That must have been a tough meeting.
All the town council gathering together to decide what to do.
It was a proud community, I’m sure. Matter of fact, there was even some buzz about putting out a wine from the region—one which could represent the vicinity tastefully.
Then all this “Joan” business came along.
Most of the citizens had been convinced that the young girl would be satisfied just to grow up, keep her mouth shut and have lots and lots of children, who could mature in similar ignorance, embracing the village credo.
But Joan got religious—which would have been fine if she had decided to be a nun. There are places for women who insist they love God. But there are no spots for a young girl who believes she talks to God, especially when she deems herself to be some sort of warrior who’s supposed to lead troops into battle.
At first, the community was encouraged. Joan experienced some success and there was a thrill in the air—she might actually change the history of the nation.
Matter of fact, someone suggested placing a slab of stone on the outskirts of the community, chiseled with the words “Joan Lives Here.”
Then things went astray.
She fell into disfavor.
She was deemed to be a witch, since she thought she heard the voice of God compelling her to battle.
And when they burned her at the stake, it became obvious that the town could no longer be associated with Joan d’Arc. Somehow or another, they had to calm things down, to the point that they were just “Arc” again.
There was disappointment among the leaders.

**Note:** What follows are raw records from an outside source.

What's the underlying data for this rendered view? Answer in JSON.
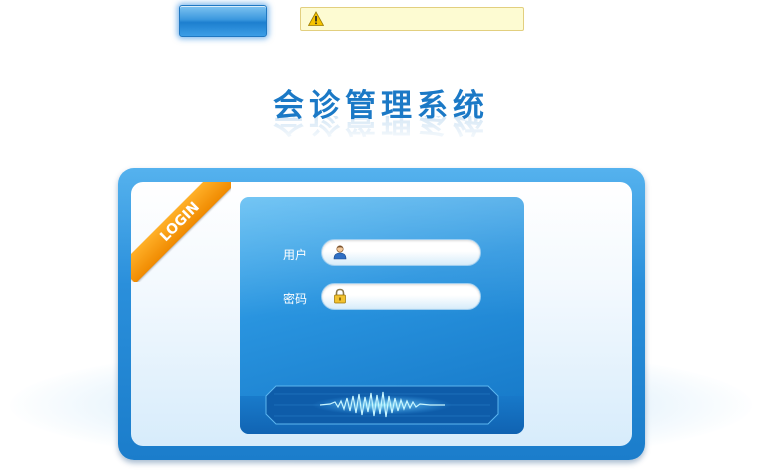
{
  "title": "会诊管理系统",
  "login_ribbon": "LOGIN",
  "form": {
    "username_label": "用户",
    "password_label": "密码",
    "username_value": "",
    "password_value": ""
  },
  "icons": {
    "warning": "warning-icon",
    "user": "user-icon",
    "lock": "lock-icon"
  },
  "colors": {
    "accent": "#1b79c6",
    "panel": "#2994df",
    "ribbon": "#f59a10",
    "warning_bg": "#fdfbd2"
  }
}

It would have been wonderful to be known as the community that birthed a heroine.
But it is not quite as advantageous to be the hometown of a witch.
Maybe people would forget.

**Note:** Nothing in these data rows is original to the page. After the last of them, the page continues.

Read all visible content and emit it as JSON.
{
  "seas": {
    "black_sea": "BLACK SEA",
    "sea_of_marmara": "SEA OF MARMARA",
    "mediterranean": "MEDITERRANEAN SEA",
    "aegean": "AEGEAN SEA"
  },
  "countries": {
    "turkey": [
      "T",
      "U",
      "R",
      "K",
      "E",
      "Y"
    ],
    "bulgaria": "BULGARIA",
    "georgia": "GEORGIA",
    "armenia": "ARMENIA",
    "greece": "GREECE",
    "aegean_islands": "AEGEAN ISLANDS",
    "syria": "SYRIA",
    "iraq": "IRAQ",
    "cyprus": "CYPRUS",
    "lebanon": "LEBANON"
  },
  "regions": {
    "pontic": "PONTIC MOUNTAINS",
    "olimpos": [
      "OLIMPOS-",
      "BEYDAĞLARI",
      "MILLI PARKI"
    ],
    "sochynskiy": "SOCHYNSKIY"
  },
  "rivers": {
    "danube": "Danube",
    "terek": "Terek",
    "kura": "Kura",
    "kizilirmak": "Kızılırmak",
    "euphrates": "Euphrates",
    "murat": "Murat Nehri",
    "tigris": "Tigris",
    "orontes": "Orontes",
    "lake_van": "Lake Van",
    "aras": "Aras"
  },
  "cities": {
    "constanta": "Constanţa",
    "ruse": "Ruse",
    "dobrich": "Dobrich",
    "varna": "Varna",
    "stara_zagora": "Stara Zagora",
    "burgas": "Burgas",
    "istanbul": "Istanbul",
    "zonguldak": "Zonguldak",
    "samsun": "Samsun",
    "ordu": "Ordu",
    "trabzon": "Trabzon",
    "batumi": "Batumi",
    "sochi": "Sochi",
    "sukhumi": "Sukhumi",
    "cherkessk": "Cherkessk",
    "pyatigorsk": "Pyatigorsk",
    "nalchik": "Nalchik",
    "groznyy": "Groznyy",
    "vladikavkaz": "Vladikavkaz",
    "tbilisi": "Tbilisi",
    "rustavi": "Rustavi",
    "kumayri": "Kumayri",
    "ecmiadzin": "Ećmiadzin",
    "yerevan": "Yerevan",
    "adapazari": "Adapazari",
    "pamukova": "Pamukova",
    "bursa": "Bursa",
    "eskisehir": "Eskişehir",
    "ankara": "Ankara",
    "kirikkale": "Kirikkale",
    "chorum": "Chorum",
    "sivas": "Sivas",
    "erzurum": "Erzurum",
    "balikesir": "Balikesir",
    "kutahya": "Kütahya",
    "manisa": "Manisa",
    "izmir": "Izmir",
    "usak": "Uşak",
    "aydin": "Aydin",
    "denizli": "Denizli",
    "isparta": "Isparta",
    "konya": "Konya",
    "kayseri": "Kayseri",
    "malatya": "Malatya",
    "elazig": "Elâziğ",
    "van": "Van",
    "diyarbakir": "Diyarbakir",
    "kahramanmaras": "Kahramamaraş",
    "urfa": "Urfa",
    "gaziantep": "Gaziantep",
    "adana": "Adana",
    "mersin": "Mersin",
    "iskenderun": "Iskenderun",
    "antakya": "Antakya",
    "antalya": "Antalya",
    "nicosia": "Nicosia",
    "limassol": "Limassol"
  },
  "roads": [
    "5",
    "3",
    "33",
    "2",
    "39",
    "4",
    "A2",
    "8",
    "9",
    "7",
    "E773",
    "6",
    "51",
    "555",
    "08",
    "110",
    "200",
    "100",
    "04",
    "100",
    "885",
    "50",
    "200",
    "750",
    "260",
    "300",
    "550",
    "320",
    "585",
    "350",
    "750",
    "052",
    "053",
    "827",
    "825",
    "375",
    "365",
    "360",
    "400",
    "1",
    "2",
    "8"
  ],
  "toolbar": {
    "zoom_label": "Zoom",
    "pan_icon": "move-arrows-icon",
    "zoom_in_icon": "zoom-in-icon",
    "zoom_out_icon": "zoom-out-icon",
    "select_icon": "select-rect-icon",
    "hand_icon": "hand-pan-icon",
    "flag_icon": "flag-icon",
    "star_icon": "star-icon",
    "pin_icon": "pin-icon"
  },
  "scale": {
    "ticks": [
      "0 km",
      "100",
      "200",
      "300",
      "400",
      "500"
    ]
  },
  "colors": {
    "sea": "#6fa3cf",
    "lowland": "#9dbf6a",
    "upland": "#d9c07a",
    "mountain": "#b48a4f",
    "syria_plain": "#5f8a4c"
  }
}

Perhaps very soon, the region could return to pursuing that “wine idea.”
But for now, it remains embarrassing.
Arc is tied to Joan. And Joan … d’Arc.
What would it take to change that?
Well, maybe it’s just as simple as making sure that Joan and d’Arc don’t appear printed side by side.